Page and application data records:

§ §

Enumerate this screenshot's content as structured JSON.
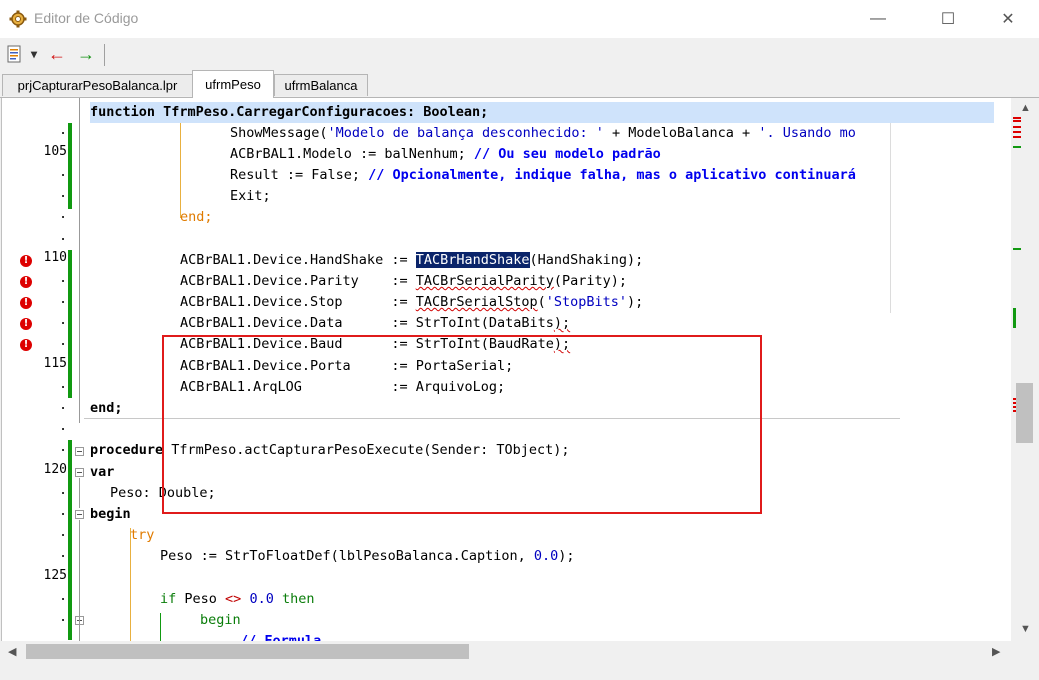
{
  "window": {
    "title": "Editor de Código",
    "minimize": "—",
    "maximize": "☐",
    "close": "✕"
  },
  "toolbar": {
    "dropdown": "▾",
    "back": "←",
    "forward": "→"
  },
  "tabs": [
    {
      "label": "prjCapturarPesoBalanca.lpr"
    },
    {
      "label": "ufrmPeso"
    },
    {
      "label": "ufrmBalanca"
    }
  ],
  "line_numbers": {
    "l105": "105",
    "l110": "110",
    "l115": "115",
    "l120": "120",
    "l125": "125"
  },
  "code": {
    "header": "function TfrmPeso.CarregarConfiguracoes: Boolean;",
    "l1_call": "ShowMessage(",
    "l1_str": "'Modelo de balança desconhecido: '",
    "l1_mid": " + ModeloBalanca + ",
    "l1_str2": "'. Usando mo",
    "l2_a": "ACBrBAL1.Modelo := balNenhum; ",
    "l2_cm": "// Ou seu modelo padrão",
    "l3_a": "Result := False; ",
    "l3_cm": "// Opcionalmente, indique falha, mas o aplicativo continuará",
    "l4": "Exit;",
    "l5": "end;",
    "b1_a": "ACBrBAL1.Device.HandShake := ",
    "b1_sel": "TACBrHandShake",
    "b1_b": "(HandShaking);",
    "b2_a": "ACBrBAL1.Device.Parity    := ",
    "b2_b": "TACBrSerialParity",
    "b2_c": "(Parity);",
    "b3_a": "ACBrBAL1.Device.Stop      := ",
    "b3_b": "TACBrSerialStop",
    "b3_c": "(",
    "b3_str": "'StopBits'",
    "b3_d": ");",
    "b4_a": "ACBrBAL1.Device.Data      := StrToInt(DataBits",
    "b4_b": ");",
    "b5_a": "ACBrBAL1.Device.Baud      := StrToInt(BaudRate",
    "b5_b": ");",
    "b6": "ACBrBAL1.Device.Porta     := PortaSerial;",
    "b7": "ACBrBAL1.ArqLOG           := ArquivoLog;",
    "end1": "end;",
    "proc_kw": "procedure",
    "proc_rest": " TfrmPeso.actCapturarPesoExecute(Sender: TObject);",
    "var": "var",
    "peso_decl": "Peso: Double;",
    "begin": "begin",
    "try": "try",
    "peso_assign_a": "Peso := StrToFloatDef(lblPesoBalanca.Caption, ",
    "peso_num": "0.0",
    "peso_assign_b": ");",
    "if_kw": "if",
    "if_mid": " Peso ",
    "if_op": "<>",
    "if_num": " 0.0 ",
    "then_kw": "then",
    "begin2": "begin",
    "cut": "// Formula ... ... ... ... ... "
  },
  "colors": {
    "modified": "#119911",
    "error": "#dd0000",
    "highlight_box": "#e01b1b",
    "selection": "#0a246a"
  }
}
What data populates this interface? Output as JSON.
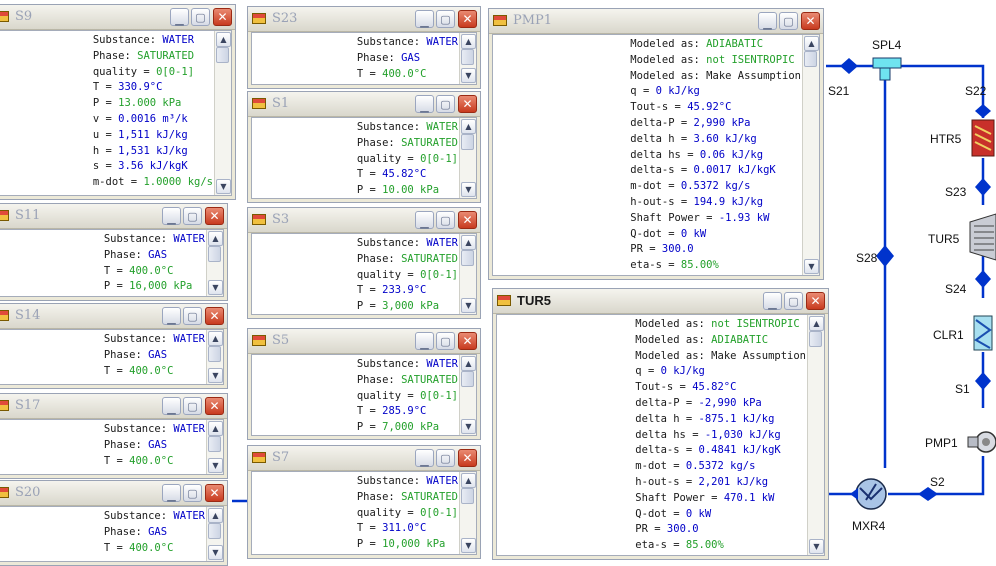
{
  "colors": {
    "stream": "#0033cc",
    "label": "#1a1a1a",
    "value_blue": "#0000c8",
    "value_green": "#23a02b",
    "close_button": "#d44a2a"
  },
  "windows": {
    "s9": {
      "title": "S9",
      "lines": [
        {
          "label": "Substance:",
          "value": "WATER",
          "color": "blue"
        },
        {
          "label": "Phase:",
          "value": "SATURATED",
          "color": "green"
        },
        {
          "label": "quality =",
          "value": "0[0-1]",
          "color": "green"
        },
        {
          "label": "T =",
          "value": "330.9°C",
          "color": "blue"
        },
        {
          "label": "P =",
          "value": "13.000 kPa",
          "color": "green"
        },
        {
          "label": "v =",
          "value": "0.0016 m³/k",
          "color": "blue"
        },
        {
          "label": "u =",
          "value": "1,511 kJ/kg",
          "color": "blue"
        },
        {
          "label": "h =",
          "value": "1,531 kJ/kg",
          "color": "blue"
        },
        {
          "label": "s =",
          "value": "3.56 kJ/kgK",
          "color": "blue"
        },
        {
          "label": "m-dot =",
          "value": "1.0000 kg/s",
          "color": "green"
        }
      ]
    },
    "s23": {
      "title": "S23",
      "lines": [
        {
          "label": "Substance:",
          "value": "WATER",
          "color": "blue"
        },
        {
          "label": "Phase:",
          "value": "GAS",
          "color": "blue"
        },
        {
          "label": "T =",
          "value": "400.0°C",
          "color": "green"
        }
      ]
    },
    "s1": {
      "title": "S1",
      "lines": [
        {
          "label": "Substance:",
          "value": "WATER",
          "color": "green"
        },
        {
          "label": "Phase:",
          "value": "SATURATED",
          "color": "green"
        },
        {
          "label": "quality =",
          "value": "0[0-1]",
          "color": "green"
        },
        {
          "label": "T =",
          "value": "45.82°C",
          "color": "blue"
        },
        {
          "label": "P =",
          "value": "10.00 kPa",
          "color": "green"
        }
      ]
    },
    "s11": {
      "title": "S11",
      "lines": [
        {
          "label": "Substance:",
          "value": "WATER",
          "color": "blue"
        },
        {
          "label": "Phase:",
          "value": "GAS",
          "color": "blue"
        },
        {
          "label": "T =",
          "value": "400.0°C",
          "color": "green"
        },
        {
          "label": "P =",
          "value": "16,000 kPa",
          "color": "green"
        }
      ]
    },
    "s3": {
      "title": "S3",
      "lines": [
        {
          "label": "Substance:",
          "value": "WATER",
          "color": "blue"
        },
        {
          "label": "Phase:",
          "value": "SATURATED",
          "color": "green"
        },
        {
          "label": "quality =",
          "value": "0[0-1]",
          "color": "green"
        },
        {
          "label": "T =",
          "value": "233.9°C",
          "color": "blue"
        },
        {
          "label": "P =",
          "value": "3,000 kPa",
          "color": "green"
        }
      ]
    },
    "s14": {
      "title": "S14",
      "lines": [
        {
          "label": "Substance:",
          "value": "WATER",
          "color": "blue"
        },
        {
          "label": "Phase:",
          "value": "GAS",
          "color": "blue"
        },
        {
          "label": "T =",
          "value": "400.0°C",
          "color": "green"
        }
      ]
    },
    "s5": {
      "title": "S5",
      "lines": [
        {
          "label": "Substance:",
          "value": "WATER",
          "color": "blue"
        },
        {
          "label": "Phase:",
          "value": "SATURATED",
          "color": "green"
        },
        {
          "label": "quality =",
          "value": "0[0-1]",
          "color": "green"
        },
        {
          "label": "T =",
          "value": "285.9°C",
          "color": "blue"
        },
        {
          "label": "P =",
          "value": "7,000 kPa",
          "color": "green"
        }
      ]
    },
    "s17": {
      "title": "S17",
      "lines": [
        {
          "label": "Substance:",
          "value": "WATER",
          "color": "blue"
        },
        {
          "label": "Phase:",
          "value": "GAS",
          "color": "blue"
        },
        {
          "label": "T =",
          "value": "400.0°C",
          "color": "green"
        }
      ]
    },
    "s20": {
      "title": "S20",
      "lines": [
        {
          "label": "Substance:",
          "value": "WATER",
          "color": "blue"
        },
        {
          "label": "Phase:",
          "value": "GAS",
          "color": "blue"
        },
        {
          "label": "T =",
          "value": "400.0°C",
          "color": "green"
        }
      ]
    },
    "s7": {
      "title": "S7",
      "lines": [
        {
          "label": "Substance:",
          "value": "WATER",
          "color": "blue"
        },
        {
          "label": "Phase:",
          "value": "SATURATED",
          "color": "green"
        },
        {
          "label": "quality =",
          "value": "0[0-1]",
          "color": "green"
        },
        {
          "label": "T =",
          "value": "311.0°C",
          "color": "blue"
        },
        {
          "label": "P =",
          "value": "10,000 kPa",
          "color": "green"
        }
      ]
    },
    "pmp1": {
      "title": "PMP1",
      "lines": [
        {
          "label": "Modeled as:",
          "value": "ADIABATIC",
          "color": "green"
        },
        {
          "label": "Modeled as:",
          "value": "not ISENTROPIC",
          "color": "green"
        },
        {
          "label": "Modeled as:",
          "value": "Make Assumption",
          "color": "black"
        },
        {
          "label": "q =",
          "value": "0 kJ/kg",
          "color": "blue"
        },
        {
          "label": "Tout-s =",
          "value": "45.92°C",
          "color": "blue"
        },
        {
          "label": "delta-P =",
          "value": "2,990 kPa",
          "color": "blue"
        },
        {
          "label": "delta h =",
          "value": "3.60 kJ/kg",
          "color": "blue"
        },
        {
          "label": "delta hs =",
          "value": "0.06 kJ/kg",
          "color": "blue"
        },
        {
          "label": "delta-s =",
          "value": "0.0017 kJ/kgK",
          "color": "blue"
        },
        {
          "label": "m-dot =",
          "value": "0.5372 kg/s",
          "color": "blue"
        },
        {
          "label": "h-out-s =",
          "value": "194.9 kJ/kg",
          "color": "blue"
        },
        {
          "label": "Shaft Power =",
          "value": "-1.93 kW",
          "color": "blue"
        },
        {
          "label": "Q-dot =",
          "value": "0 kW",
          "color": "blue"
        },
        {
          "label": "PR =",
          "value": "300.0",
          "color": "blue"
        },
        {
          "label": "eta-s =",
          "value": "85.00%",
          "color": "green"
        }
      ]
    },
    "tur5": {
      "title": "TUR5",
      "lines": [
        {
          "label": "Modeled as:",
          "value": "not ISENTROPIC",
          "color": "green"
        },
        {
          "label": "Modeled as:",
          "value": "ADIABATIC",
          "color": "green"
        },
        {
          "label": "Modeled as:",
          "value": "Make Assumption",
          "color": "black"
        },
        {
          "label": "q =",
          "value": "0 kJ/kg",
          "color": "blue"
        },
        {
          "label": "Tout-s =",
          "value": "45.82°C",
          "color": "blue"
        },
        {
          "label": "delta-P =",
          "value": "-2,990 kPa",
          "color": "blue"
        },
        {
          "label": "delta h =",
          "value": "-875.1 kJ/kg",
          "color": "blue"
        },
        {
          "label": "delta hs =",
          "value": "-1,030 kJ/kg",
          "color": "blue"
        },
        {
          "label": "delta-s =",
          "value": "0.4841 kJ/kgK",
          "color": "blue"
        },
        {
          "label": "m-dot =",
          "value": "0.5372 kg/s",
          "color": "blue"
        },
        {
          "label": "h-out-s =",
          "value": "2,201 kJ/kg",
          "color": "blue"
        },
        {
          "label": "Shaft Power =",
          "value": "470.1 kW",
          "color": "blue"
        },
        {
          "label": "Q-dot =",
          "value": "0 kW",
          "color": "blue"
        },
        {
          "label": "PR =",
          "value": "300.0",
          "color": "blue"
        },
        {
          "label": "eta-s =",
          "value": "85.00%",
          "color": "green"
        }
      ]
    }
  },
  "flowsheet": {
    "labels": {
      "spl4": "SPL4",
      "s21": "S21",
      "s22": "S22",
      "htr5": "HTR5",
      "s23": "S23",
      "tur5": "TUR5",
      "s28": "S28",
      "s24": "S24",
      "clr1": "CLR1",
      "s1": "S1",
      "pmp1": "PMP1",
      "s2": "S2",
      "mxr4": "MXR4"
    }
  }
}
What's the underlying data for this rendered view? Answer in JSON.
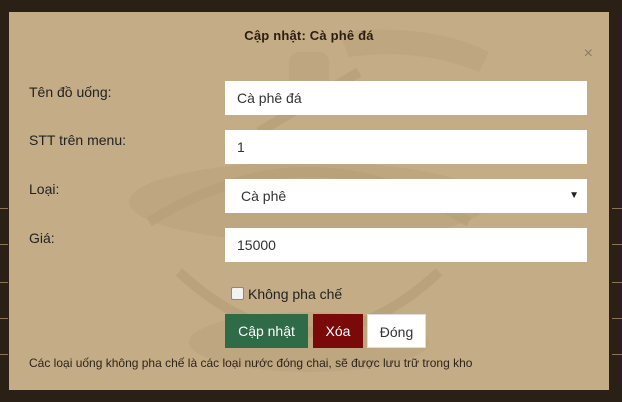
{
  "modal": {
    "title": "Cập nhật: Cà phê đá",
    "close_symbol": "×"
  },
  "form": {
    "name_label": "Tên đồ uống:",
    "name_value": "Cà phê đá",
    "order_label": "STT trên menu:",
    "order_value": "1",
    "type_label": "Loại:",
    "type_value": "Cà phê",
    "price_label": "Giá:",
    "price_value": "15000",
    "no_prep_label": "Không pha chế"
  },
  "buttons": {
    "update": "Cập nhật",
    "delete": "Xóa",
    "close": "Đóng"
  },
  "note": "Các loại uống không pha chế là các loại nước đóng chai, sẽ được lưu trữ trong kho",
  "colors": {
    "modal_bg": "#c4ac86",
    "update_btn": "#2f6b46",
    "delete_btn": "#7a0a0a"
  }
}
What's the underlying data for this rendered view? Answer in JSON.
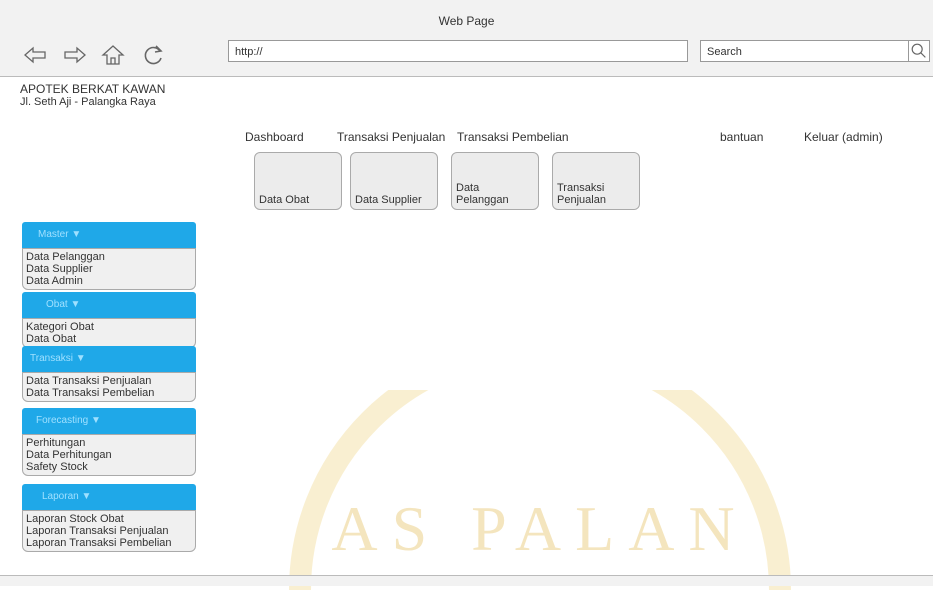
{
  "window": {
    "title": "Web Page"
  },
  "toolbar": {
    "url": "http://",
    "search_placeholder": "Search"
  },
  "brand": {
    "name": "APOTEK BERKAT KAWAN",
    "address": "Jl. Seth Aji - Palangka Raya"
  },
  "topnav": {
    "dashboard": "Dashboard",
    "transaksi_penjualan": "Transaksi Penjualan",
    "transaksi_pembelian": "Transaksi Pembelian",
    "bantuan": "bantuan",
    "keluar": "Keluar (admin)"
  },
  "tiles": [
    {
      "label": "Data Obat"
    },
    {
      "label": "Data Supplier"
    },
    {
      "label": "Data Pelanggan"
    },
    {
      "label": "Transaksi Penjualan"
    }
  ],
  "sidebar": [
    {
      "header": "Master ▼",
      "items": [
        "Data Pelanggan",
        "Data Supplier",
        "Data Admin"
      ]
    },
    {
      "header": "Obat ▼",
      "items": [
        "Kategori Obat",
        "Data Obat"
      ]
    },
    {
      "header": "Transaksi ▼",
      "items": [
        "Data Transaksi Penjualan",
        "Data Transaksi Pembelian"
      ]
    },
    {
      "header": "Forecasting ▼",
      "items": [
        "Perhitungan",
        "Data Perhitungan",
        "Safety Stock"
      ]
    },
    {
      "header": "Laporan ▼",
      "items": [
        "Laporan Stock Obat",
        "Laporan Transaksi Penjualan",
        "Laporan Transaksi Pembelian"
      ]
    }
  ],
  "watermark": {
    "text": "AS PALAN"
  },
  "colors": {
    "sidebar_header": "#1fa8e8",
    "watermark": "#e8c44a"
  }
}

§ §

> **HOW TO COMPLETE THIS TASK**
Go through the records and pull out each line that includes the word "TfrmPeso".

> **RESULT FOR THIS EXERCISE**
    "header": "function TfrmPeso.CarregarConfiguracoes: Boolean;",
    "proc_rest": " TfrmPeso.actCapturarPesoExecute(Sender: TObject);",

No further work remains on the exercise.